The simple message is that everyone who lives in (or visits) bushfire-prone areas in Victoria needs to understand that fires can occur regularly in those places during summer. When bushfires—particularly fast-moving fires of extreme intensity—occur in populated areas, there is potential for tragedy.

Sound preparation and effective responses on the part of the State, municipal councils, the community and individuals will collectively help to minimise harm.


1       Exhibit 101 – Statement of Rhodes (WIT.3004.002.0001) [86]–[88]

2       Free T2999:19T2999:22; Esplin T18917:4T18917:9

3       Exhibit 85 – Statement of Gledhill (WIT.025.002.0001) [10], [12], [14], [21]

4       Cova T18855:28T18856:17

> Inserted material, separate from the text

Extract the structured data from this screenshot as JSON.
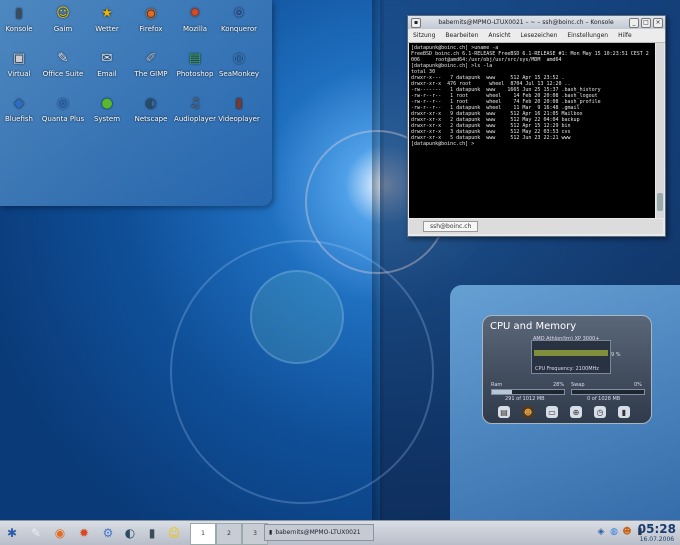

5       For example: Exhibit 390 – Statement of Wigginton (WIT.100.001.0001_R) [13]–[14]; Exhibit 385 – Statement of Cherry (WIT.107.001.0001_R) [7]

6       Exhibit 767 – Interactive Presentation – INTMEN 001825 (EXH.767.0001); Exhibit 835 – Statement of Thomas (WIT.152.001.0001_R) [8]

7       Exhibit 884 – Interactive Presentation – INTMEN 001835 (EXH.884.0001); Exhibit 567 – Interactive Presentation – INTMEN 001887 (EXH.567.0001); Exhibit 763 – Interactive Presentation – INTMEN 001873 (EXH.763.0001); Exhibit 950 – Interactive Presentation – INTMEN 001779 (EXH.950.0001)

8       Buxton T14526:24T14526:28; Pinfold T14535:4T14535:7

9       Exhibit 142 – 2004 COAG Report (TEN.049.001.0001) at 0267

10     Exhibit 142 – 2004 COAG Report (TEN.049.001.0001) at 0267

11     McFarlane T11633:3T11634:19, T11634:29T11635:14 (‘Community memory’ is used interchangeably with ‘generational memory’)

12     Exhibit 81 – 1939 Victorian Bushfires Royal Commission Report (TEN.028.001.0001) at 0004

13     Exhibit 998 – Address on the National Day of Mourning for the Victims of the Victoria Bushfires – Rod Laver Arena – Melbourne (TEN.310.001.0001)

14     Exhibit 362 – Statement of Glenn (WIT.066.001.0001_R); Exhibit 949 – Interactive Presentation – INTMEN 001868 (EXH.949.0001);
Exhibit 293 – Interactive Presentation – INTMEN 001784 (EXH.293.0001)

15     Exhibit 805 – Interactive Presentation – INTMEN 001854 (EXH.805.0001); Exhibit 764 – Interactive Presentation – INTMEN 001785 and INTMEN 001979 (EXH.764.0001); Exhibit 765 – Interactive Presentation – INTMEN 001810 (EXH.765.0001)

16     Exhibit 829 – Statement of Wallace (WIT.151.001.0001_R); Exhibit 490 – Interactive Presentation – INTMEN 001976 (EXH.490.0001);
Exhibit 565 – Interactive Presentation – INTMEN 001870 (EXH.565.0001)

17     Exhibit 567 – Interactive Presentation – INTMEN 001887 (EXH.567.0001); Exhibit 949 – Interactive Presentation – INTMEN 001868 (EXH.949.0001); Exhibit 809 – Interactive Presentation – INTMEN 001818 (EXH.809.0001); Exhibit 182 – Statement of Moore (WIT.076.001.0001_R) [23]; Exhibit 489 – Interactive Presentation – INTMEN 001797 (EXH.489.0001); Exhibit 770 – Interactive Presentation – INTMEN 001877 (EXH.770.0001)